Rietmann said he did not think whether or not the law is an unfunded mandate should depend on when the employees happen to get sick.

He said under that theory, employees of the county could be healthy one year and not take any sick days; then the paid sick leave law is not an unfunded mandate.

“You get down the road to year number two and everybody’s sick leave has piled up and everybody gets sick and uses it, then suddenly an unfunded mandate,” Rietmann said. “We would submit that whether it’s an unfunded mandate or not depends on what the law requires.”

Murphy said he expected to have a decision within two weeks, but certainly within 30 days.

“I will try to get this to you as soon as I can but I want to make sure it’s thorough, so it could take the whole 30 days,” Murphy said.

In a conversation after the hearing, Nyquist said 2016 figures show an amount closer to $50,000.

The amounts for 2015, which were provided in Alderman’s statement to the court, and the amount for 2016, did not account for the length of employment and whether they were eligible or not.

Alderman said the figures he submitted in September were an estimate based on the data at that time.

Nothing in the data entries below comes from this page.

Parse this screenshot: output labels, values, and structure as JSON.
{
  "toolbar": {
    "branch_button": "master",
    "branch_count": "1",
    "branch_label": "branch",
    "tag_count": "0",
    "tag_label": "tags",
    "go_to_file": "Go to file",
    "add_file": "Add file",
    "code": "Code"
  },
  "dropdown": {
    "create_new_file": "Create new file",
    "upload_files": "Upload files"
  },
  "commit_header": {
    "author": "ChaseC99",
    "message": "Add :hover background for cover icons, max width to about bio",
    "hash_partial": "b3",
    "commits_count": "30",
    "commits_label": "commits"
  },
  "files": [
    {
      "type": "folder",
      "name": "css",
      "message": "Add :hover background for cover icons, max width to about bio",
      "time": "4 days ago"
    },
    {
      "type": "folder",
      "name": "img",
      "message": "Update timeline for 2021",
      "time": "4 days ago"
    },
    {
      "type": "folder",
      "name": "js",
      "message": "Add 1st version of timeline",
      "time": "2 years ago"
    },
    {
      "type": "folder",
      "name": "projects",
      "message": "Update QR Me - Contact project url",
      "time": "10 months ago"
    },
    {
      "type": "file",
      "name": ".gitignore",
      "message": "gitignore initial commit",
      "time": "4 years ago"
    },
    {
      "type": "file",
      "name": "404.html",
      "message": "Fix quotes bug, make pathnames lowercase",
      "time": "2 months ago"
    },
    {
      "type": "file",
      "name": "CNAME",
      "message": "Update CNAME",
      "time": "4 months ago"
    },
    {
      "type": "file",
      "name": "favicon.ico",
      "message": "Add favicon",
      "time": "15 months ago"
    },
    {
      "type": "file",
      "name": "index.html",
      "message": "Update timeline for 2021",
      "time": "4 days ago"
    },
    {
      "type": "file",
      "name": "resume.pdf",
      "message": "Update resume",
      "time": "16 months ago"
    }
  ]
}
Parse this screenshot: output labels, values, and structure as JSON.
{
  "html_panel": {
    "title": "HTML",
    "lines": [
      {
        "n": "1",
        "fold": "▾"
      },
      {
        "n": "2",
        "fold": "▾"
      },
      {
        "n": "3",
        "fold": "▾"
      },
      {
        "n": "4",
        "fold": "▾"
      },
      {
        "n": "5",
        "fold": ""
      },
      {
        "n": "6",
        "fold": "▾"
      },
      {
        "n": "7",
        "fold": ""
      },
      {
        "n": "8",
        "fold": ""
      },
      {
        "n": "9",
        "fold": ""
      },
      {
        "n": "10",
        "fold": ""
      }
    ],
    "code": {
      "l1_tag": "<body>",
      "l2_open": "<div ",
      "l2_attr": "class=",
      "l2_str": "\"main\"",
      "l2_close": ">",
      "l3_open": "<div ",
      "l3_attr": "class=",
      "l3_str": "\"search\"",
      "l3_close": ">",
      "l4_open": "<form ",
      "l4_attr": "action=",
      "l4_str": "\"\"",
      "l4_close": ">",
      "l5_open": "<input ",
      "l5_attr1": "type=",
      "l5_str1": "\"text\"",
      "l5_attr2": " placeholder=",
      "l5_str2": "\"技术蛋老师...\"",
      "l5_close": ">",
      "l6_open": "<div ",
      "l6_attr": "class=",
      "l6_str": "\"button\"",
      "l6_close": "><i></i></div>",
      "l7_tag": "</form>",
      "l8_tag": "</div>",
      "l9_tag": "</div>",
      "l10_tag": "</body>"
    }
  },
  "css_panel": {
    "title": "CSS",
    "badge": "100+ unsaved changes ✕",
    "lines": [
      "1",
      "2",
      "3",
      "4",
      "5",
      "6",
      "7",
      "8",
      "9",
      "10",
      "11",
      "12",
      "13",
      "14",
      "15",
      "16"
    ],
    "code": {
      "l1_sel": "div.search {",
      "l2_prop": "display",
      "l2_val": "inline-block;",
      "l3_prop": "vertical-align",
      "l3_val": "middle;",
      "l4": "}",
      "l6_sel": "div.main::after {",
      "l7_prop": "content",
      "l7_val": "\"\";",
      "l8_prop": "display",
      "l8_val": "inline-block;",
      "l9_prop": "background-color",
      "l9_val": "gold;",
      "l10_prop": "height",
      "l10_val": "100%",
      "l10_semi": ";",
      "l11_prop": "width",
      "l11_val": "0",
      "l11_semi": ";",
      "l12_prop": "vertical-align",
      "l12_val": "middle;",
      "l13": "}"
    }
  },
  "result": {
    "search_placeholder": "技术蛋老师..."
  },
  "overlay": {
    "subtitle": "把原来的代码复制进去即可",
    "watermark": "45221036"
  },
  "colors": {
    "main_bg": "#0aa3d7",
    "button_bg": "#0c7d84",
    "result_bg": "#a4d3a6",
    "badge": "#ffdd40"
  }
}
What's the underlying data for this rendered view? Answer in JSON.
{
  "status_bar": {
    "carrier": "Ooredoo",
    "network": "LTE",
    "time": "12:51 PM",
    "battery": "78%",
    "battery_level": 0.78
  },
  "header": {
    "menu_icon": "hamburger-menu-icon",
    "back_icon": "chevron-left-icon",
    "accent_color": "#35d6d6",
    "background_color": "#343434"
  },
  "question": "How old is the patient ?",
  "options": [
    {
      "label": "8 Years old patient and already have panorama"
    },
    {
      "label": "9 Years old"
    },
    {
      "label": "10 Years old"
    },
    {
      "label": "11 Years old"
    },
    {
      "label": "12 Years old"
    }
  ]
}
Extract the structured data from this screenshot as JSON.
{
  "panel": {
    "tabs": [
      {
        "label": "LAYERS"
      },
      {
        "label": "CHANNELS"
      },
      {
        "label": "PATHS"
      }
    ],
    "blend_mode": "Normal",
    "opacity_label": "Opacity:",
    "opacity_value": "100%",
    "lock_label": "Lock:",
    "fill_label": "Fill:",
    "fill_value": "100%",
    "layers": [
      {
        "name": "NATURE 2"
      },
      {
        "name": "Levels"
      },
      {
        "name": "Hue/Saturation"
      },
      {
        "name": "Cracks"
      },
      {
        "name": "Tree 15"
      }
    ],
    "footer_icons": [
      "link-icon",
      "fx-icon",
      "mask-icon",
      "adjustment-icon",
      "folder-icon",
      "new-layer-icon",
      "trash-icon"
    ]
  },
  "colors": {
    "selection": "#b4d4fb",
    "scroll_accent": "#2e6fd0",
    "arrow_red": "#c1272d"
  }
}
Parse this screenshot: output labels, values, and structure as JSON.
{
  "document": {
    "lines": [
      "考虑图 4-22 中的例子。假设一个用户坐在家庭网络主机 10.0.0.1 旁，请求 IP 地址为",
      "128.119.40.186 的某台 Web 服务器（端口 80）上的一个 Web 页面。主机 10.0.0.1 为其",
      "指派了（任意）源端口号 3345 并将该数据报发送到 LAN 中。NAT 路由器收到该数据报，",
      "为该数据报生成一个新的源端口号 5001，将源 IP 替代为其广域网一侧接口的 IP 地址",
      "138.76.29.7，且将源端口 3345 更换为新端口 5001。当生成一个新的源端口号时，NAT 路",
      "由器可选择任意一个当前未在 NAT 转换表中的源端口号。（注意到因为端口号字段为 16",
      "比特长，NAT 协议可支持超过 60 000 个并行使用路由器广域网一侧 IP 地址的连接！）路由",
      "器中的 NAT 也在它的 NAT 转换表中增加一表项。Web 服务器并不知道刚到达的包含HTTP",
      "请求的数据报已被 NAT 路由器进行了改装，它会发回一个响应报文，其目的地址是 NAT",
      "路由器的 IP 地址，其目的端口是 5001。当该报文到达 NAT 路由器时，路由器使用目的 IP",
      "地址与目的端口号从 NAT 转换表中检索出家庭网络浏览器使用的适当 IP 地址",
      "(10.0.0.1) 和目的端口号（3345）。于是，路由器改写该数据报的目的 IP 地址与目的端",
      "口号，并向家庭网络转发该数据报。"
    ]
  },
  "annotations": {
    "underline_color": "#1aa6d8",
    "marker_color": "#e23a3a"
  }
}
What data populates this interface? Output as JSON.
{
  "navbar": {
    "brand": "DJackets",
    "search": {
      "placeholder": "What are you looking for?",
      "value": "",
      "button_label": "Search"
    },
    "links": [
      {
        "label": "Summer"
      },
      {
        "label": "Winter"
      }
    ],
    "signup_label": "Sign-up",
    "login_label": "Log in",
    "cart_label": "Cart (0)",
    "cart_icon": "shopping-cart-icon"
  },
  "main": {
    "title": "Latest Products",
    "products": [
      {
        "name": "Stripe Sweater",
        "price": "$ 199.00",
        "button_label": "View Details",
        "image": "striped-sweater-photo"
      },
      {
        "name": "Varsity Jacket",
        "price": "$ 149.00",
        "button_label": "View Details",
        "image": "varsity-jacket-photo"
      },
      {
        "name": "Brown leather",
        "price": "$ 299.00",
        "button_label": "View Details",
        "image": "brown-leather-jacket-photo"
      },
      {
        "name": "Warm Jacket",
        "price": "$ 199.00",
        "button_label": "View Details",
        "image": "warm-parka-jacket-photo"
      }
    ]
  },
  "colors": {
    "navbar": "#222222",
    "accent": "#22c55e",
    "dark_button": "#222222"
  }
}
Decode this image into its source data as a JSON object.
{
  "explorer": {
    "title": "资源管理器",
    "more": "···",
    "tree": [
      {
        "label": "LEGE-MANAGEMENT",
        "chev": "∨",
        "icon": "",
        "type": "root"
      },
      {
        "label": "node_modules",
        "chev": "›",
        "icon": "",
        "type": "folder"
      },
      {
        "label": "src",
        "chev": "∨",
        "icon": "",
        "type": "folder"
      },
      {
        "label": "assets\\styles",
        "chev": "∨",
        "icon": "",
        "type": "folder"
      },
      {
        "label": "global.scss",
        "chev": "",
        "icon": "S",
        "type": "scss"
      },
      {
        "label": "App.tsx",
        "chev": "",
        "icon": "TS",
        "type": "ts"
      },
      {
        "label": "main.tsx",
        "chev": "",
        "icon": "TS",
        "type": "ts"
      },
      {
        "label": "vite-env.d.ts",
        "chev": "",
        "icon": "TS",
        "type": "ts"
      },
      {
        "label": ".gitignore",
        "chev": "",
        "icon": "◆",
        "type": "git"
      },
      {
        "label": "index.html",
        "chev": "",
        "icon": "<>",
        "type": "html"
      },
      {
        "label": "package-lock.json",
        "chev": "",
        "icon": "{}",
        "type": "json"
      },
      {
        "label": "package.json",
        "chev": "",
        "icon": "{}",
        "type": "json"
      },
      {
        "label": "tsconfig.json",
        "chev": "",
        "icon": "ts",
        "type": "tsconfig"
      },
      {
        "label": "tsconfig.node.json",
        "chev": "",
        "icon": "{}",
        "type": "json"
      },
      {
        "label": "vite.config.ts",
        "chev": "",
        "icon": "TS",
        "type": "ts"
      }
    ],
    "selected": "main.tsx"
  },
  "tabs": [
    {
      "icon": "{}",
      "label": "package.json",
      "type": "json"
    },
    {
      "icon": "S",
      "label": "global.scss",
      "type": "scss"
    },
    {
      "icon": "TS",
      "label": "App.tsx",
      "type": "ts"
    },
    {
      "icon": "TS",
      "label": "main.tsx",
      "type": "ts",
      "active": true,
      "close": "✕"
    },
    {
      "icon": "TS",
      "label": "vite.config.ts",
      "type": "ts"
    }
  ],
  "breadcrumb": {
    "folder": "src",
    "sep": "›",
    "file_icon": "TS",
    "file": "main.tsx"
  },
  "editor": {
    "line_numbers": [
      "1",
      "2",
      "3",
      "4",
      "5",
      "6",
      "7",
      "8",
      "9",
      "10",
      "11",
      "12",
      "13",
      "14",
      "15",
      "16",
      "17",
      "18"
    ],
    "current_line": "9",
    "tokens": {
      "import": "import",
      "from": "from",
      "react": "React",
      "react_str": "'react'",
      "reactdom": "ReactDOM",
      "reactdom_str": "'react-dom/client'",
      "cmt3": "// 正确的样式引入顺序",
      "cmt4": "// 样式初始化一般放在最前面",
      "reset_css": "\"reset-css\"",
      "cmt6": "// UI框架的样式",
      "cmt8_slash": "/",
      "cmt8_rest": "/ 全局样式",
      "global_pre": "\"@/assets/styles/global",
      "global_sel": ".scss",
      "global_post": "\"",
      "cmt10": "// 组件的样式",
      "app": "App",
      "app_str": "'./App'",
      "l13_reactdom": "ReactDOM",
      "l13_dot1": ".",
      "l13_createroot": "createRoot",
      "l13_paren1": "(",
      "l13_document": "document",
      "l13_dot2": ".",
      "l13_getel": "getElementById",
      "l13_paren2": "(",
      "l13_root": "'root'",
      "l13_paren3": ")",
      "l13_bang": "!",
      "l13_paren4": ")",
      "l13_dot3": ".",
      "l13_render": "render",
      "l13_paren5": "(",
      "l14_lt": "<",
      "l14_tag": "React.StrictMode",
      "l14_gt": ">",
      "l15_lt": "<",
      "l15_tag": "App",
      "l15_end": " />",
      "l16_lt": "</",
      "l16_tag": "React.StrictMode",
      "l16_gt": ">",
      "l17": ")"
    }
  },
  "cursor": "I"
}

“Liability for Linn County part time employees having paid sick leave would vary from month to month based on eligibility factors,” he said.